Exercise goal> Which lines below contain "コマンド"? Pull them out.

The data>
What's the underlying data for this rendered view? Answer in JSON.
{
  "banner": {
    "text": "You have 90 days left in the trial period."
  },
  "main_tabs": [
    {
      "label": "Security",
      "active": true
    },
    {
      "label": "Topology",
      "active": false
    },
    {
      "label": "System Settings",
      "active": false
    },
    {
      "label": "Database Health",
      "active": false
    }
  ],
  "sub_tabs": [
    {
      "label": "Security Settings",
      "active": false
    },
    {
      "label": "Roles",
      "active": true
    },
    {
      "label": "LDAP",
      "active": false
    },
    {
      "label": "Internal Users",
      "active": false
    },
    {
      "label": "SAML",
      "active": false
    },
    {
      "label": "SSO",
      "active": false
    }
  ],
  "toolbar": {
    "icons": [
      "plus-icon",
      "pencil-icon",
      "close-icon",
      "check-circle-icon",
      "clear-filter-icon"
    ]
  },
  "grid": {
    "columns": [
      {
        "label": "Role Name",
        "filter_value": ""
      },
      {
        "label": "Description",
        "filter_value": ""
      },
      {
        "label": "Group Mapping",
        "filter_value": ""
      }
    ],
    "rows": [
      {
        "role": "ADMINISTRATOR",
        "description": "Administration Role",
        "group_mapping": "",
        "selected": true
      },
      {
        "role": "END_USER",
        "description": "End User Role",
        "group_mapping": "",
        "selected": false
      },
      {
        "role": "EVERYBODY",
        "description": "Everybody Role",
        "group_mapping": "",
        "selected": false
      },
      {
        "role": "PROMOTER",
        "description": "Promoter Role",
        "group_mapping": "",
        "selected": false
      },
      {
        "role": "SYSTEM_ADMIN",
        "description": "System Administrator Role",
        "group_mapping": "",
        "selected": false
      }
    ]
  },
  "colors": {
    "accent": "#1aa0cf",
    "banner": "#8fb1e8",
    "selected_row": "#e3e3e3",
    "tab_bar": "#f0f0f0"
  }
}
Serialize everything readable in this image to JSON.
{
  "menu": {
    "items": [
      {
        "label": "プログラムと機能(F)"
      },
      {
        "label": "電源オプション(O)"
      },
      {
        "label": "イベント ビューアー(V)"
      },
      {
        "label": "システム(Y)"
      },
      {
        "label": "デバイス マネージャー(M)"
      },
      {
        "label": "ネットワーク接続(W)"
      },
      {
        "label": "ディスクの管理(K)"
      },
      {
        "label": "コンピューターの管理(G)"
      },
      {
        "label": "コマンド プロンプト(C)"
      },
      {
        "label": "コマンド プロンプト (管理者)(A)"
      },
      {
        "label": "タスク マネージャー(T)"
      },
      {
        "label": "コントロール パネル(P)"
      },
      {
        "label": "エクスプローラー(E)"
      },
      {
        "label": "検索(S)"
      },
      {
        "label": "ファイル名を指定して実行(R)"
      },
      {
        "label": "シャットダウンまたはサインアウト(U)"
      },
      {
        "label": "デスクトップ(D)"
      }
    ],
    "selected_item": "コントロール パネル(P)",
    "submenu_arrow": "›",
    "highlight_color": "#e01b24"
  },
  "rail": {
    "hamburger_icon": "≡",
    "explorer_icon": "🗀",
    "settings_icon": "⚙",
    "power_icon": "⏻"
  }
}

Your solution>
        "label": "コマンド プロンプト(C)"
        "label": "コマンド プロンプト (管理者)(A)"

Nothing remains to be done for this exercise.